Q7. Which of the following does a router normally use when making a decision about routing TCP/IP packets?
a. Destination MAC address
b. Source MAC address
c. Destination IP address
d. Source IP address
e. Destination MAC and IP address
Answer: C. Routers compare the packet’s destination IP address to the router’s IP routing table, making a match and using the forwarding instructions in the matched route to forward the IP packet.
Q8. Which of the following are true about a LAN-connected TCP/IP host and its IP routing (forwarding) choices? (Choose two answers.)
a. The host always sends packets to its default gateway.
b. The host sends packets to its default gateway if the destination IP address is in a different class of IP network than the host.
c. The host sends packets to its default gateway if the destination IP address is in a different subnet than the host.
d. The host sends packets to its default gateway if the destination IP address is in the same subnet as the host.
Answer: B and C. IPv4 hosts generally use basic two-branch logic.
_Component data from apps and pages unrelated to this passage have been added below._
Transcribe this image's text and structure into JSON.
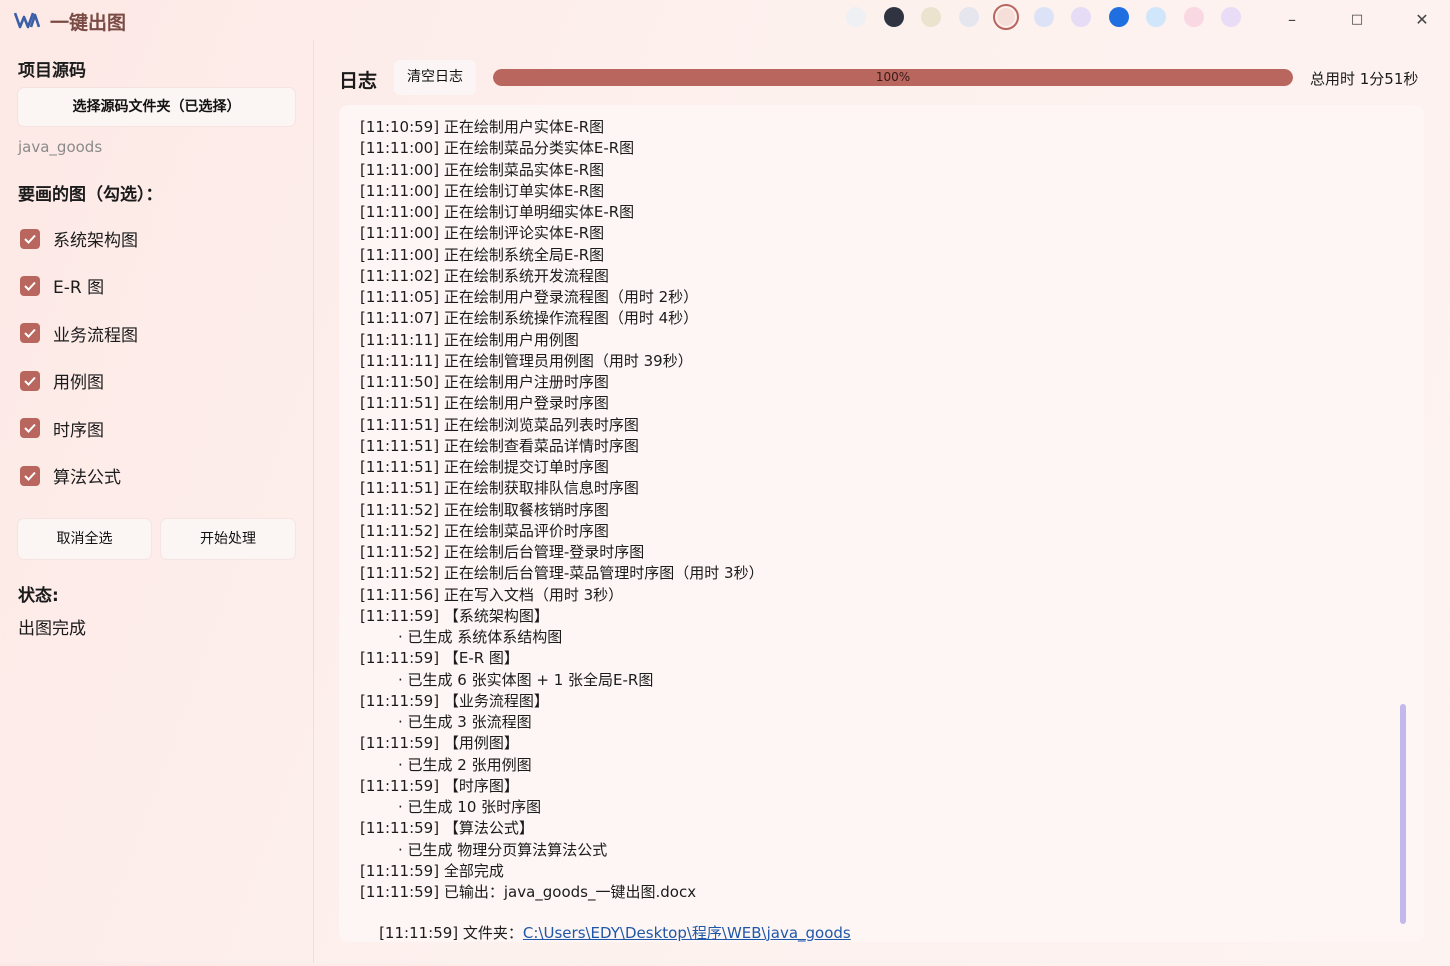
{
  "window": {
    "title": "一键出图",
    "controls": {
      "minimize": "–",
      "maximize": "□",
      "close": "✕"
    }
  },
  "theme": {
    "accent": "#b8665e",
    "swatches": [
      "#eef0f4",
      "#2f3440",
      "#ece3cf",
      "#e6e6ee",
      "#f6dfd9",
      "#dde3f7",
      "#e6dcf6",
      "#1f6fe0",
      "#cfe6fb",
      "#f9d7e3",
      "#e9dcf6"
    ],
    "selected_swatch": 4
  },
  "sidebar": {
    "project_title": "项目源码",
    "select_button": "选择源码文件夹（已选择）",
    "folder_name": "java_goods",
    "diagrams_title": "要画的图（勾选）：",
    "diagrams": [
      {
        "label": "系统架构图",
        "checked": true
      },
      {
        "label": "E-R 图",
        "checked": true
      },
      {
        "label": "业务流程图",
        "checked": true
      },
      {
        "label": "用例图",
        "checked": true
      },
      {
        "label": "时序图",
        "checked": true
      },
      {
        "label": "算法公式",
        "checked": true
      }
    ],
    "deselect_all_button": "取消全选",
    "start_button": "开始处理",
    "status_title": "状态:",
    "status_value": "出图完成"
  },
  "log": {
    "title": "日志",
    "clear_button": "清空日志",
    "progress": 100,
    "progress_text": "100%",
    "total_time": "总用时 1分51秒",
    "link_prefix": "[11:11:59] 文件夹：",
    "link_text": "C:\\Users\\EDY\\Desktop\\程序\\WEB\\java_goods",
    "lines": [
      {
        "text": "[11:10:59] 正在绘制用户实体E-R图"
      },
      {
        "text": "[11:11:00] 正在绘制菜品分类实体E-R图"
      },
      {
        "text": "[11:11:00] 正在绘制菜品实体E-R图"
      },
      {
        "text": "[11:11:00] 正在绘制订单实体E-R图"
      },
      {
        "text": "[11:11:00] 正在绘制订单明细实体E-R图"
      },
      {
        "text": "[11:11:00] 正在绘制评论实体E-R图"
      },
      {
        "text": "[11:11:00] 正在绘制系统全局E-R图"
      },
      {
        "text": "[11:11:02] 正在绘制系统开发流程图"
      },
      {
        "text": "[11:11:05] 正在绘制用户登录流程图（用时 2秒）"
      },
      {
        "text": "[11:11:07] 正在绘制系统操作流程图（用时 4秒）"
      },
      {
        "text": "[11:11:11] 正在绘制用户用例图"
      },
      {
        "text": "[11:11:11] 正在绘制管理员用例图（用时 39秒）"
      },
      {
        "text": "[11:11:50] 正在绘制用户注册时序图"
      },
      {
        "text": "[11:11:51] 正在绘制用户登录时序图"
      },
      {
        "text": "[11:11:51] 正在绘制浏览菜品列表时序图"
      },
      {
        "text": "[11:11:51] 正在绘制查看菜品详情时序图"
      },
      {
        "text": "[11:11:51] 正在绘制提交订单时序图"
      },
      {
        "text": "[11:11:51] 正在绘制获取排队信息时序图"
      },
      {
        "text": "[11:11:52] 正在绘制取餐核销时序图"
      },
      {
        "text": "[11:11:52] 正在绘制菜品评价时序图"
      },
      {
        "text": "[11:11:52] 正在绘制后台管理-登录时序图"
      },
      {
        "text": "[11:11:52] 正在绘制后台管理-菜品管理时序图（用时 3秒）"
      },
      {
        "text": "[11:11:56] 正在写入文档（用时 3秒）"
      },
      {
        "text": "[11:11:59] 【系统架构图】"
      },
      {
        "text": "· 已生成 系统体系结构图",
        "sub": true
      },
      {
        "text": "[11:11:59] 【E-R 图】"
      },
      {
        "text": "· 已生成 6 张实体图 + 1 张全局E-R图",
        "sub": true
      },
      {
        "text": "[11:11:59] 【业务流程图】"
      },
      {
        "text": "· 已生成 3 张流程图",
        "sub": true
      },
      {
        "text": "[11:11:59] 【用例图】"
      },
      {
        "text": "· 已生成 2 张用例图",
        "sub": true
      },
      {
        "text": "[11:11:59] 【时序图】"
      },
      {
        "text": "· 已生成 10 张时序图",
        "sub": true
      },
      {
        "text": "[11:11:59] 【算法公式】"
      },
      {
        "text": "· 已生成 物理分页算法算法公式",
        "sub": true
      },
      {
        "text": "[11:11:59] 全部完成"
      },
      {
        "text": "[11:11:59] 已输出：java_goods_一键出图.docx"
      }
    ]
  }
}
To send an IP packet to another host on the same IP network or subnet that is on the same LAN, the sender sends the IP packet directly to that host. Otherwise, the sender sends the packet to its default router (also called the default gateway).
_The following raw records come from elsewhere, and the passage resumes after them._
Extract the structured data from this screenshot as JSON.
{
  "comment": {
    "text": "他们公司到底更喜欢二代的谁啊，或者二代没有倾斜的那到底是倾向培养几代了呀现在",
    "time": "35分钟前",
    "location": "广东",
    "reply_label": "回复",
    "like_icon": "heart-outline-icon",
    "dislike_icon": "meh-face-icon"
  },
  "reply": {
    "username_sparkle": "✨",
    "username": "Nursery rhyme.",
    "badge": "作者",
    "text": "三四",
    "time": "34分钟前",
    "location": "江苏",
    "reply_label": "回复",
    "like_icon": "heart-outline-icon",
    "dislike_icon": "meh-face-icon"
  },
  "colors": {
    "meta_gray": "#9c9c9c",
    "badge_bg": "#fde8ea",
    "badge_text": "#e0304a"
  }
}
Q9. Which of the following are functions of a routing protocol? (Choose two answers.)
a. Advertising known routes to neighboring routers
b. Learning routes for subnets directly connected to the router
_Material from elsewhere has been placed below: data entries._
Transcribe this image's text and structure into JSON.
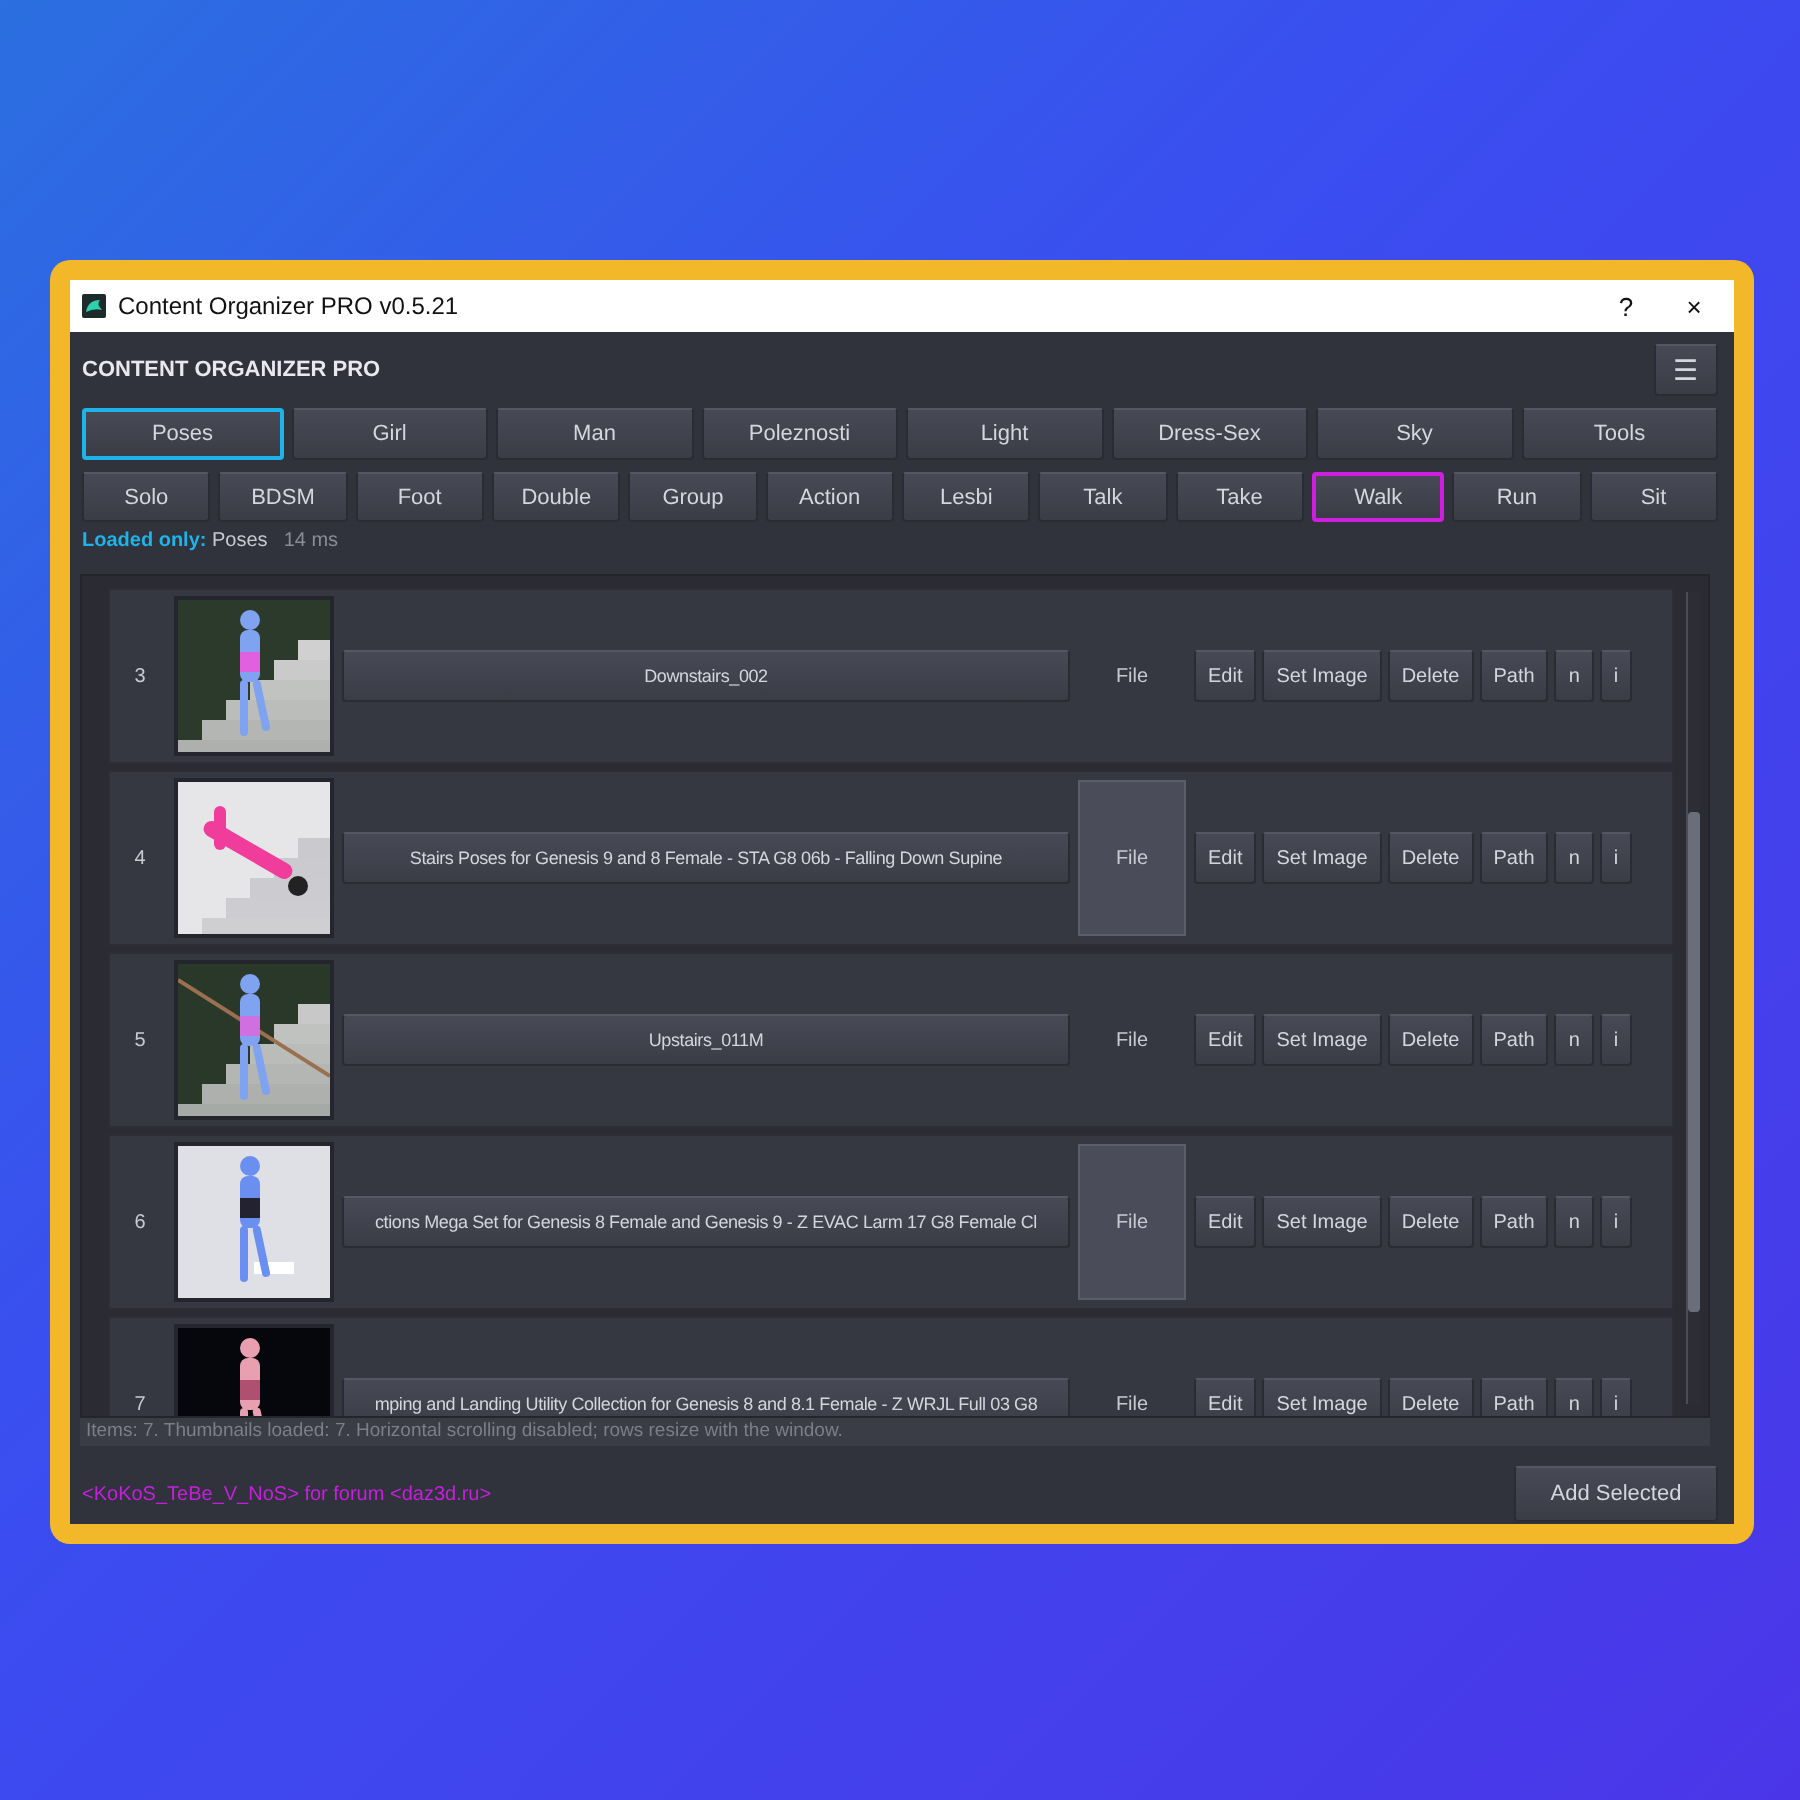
{
  "window": {
    "title": "Content Organizer PRO v0.5.21",
    "help": "?",
    "close": "×"
  },
  "header": {
    "title": "CONTENT ORGANIZER PRO",
    "menu": "☰"
  },
  "categories": [
    {
      "label": "Poses",
      "selected": true
    },
    {
      "label": "Girl",
      "selected": false
    },
    {
      "label": "Man",
      "selected": false
    },
    {
      "label": "Poleznosti",
      "selected": false
    },
    {
      "label": "Light",
      "selected": false
    },
    {
      "label": "Dress-Sex",
      "selected": false
    },
    {
      "label": "Sky",
      "selected": false
    },
    {
      "label": "Tools",
      "selected": false
    }
  ],
  "subcategories": [
    {
      "label": "Solo",
      "selected": false
    },
    {
      "label": "BDSM",
      "selected": false
    },
    {
      "label": "Foot",
      "selected": false
    },
    {
      "label": "Double",
      "selected": false
    },
    {
      "label": "Group",
      "selected": false
    },
    {
      "label": "Action",
      "selected": false
    },
    {
      "label": "Lesbi",
      "selected": false
    },
    {
      "label": "Talk",
      "selected": false
    },
    {
      "label": "Take",
      "selected": false
    },
    {
      "label": "Walk",
      "selected": true
    },
    {
      "label": "Run",
      "selected": false
    },
    {
      "label": "Sit",
      "selected": false
    }
  ],
  "loaded": {
    "label": "Loaded only:",
    "value": "Poses",
    "time": "14 ms"
  },
  "rows": [
    {
      "number": "3",
      "name": "Downstairs_002",
      "file": "File",
      "file_shaded": false,
      "buttons": [
        "Edit",
        "Set Image",
        "Delete",
        "Path",
        "n",
        "i"
      ]
    },
    {
      "number": "4",
      "name": "Stairs Poses for Genesis 9 and 8 Female - STA G8 06b - Falling Down Supine",
      "file": "File",
      "file_shaded": true,
      "buttons": [
        "Edit",
        "Set Image",
        "Delete",
        "Path",
        "n",
        "i"
      ]
    },
    {
      "number": "5",
      "name": "Upstairs_011M",
      "file": "File",
      "file_shaded": false,
      "buttons": [
        "Edit",
        "Set Image",
        "Delete",
        "Path",
        "n",
        "i"
      ]
    },
    {
      "number": "6",
      "name": "ctions Mega Set for Genesis 8 Female and Genesis 9 - Z EVAC Larm 17 G8 Female Cl",
      "file": "File",
      "file_shaded": true,
      "buttons": [
        "Edit",
        "Set Image",
        "Delete",
        "Path",
        "n",
        "i"
      ]
    },
    {
      "number": "7",
      "name": "mping and Landing Utility Collection for Genesis 8 and 8.1 Female - Z WRJL Full 03 G8",
      "file": "File",
      "file_shaded": false,
      "buttons": [
        "Edit",
        "Set Image",
        "Delete",
        "Path",
        "n",
        "i"
      ]
    }
  ],
  "status_bar": "Items: 7. Thumbnails loaded: 7. Horizontal scrolling disabled; rows resize with the window.",
  "footer": {
    "credit": "<KoKoS_TeBe_V_NoS> for forum <daz3d.ru>",
    "button": "Add Selected"
  }
}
c. Learning routes, and putting those routes into the routing table, for routes advertised to the router by its neighboring routers
d. Forwarding IP packets based on a packet’s destination IP address
Answer: A and C. Routers do all the actions listed in all four answers. However, the routing protocol does the functions in the two listed answers. Independent of the routing protocol, a router learns routes for IP subnets and IP networks directly connected to its interfaces. Routers also forward (route) IP packets, but that process is called IP routing, or IP forwarding, and is an independent process as compared with the work of a routing protocol.
Q10. A company implements a TCP/IP network, with PC1 sitting on an Ethernet LAN. Which of the following protocols and features requires PC1 to learn information from some other server device?
d. None of these answers is correct.
Answer: C. Address Resolution Protocol (ARP) does allow PC1 to learn information, but the information is not stored on a server. The ping command does let the user at PC1 learn whether packets can flow in the network, but it again does not use a server. With the Domain Name System (DNS), PC1 acts as a DNS client, relying on a DNS server to respond with information about the IP addresses that match a given host name.